(Data begins)

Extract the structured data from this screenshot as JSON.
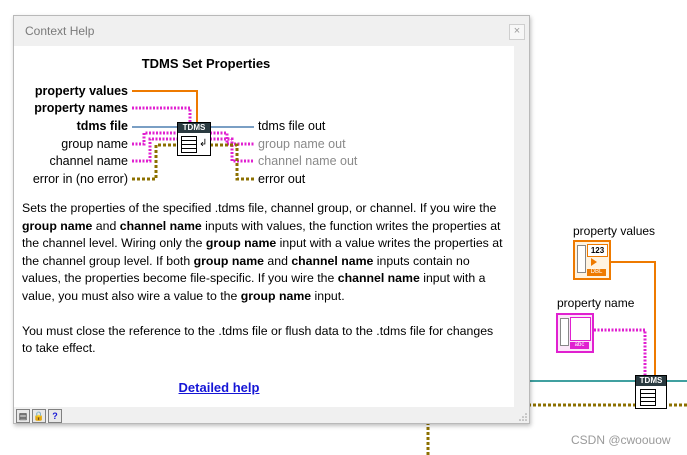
{
  "background": {
    "const_property_values_label": "property values",
    "const_property_name_label": "property name",
    "dbl_badge": "DBL",
    "abc_badge": "abc",
    "num_badge": "123",
    "node_label": "TDMS"
  },
  "window": {
    "title": "Context Help",
    "close": "×"
  },
  "help": {
    "heading": "TDMS Set Properties",
    "node_label": "TDMS",
    "inputs": {
      "property_values": "property values",
      "property_names": "property names",
      "tdms_file": "tdms file",
      "group_name": "group name",
      "channel_name": "channel name",
      "error_in": "error in (no error)"
    },
    "outputs": {
      "tdms_file_out": "tdms file out",
      "group_name_out": "group name out",
      "channel_name_out": "channel name out",
      "error_out": "error out"
    },
    "p1": {
      "s1": "Sets the properties of the specified .tdms file, channel group, or channel.  If you wire the ",
      "b1": "group name",
      "s2": " and ",
      "b2": "channel name",
      "s3": " inputs with values, the function writes the properties at the channel level. Wiring only the ",
      "b3": "group name",
      "s4": " input with a value writes the properties at the channel group level.  If both ",
      "b4": "group name",
      "s5": " and ",
      "b5": "channel name",
      "s6": " inputs contain no values, the properties become file-specific. If you wire the ",
      "b6": "channel name",
      "s7": " input with a value, you must also wire a value to the ",
      "b7": "group name",
      "s8": " input."
    },
    "p2": "You must close the reference to the .tdms file or flush data to the .tdms file for changes to take effect.",
    "detailed_help": "Detailed help"
  },
  "toolbar": {
    "show_optional_terminals": "show-optional-terminals-icon",
    "lock": "lock-icon",
    "help": "?"
  },
  "watermark": "CSDN @cwoouow",
  "colors": {
    "orange_wire": "#ee7a00",
    "pink_wire": "#e020d0",
    "blue_wire": "#2a66a0",
    "teal_wire": "#008080",
    "yellow_wire": "#c8a000",
    "link_blue": "#1515d6"
  }
}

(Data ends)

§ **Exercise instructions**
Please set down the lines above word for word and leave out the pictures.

§ **Task result**
Extract the structured data from this screenshot as JSON.
{
  "background": {
    "const_property_values_label": "property values",
    "const_property_name_label": "property name",
    "dbl_badge": "DBL",
    "abc_badge": "abc",
    "num_badge": "123",
    "node_label": "TDMS"
  },
  "window": {
    "title": "Context Help",
    "close": "×"
  },
  "help": {
    "heading": "TDMS Set Properties",
    "node_label": "TDMS",
    "inputs": {
      "property_values": "property values",
      "property_names": "property names",
      "tdms_file": "tdms file",
      "group_name": "group name",
      "channel_name": "channel name",
      "error_in": "error in (no error)"
    },
    "outputs": {
      "tdms_file_out": "tdms file out",
      "group_name_out": "group name out",
      "channel_name_out": "channel name out",
      "error_out": "error out"
    },
    "p1": {
      "s1": "Sets the properties of the specified .tdms file, channel group, or channel.  If you wire the ",
      "b1": "group name",
      "s2": " and ",
      "b2": "channel name",
      "s3": " inputs with values, the function writes the properties at the channel level. Wiring only the ",
      "b3": "group name",
      "s4": " input with a value writes the properties at the channel group level.  If both ",
      "b4": "group name",
      "s5": " and ",
      "b5": "channel name",
      "s6": " inputs contain no values, the properties become file-specific. If you wire the ",
      "b6": "channel name",
      "s7": " input with a value, you must also wire a value to the ",
      "b7": "group name",
      "s8": " input."
    },
    "p2": "You must close the reference to the .tdms file or flush data to the .tdms file for changes to take effect.",
    "detailed_help": "Detailed help"
  },
  "toolbar": {
    "show_optional_terminals": "show-optional-terminals-icon",
    "lock": "lock-icon",
    "help": "?"
  },
  "watermark": "CSDN @cwoouow",
  "colors": {
    "orange_wire": "#ee7a00",
    "pink_wire": "#e020d0",
    "blue_wire": "#2a66a0",
    "teal_wire": "#008080",
    "yellow_wire": "#c8a000",
    "link_blue": "#1515d6"
  }
}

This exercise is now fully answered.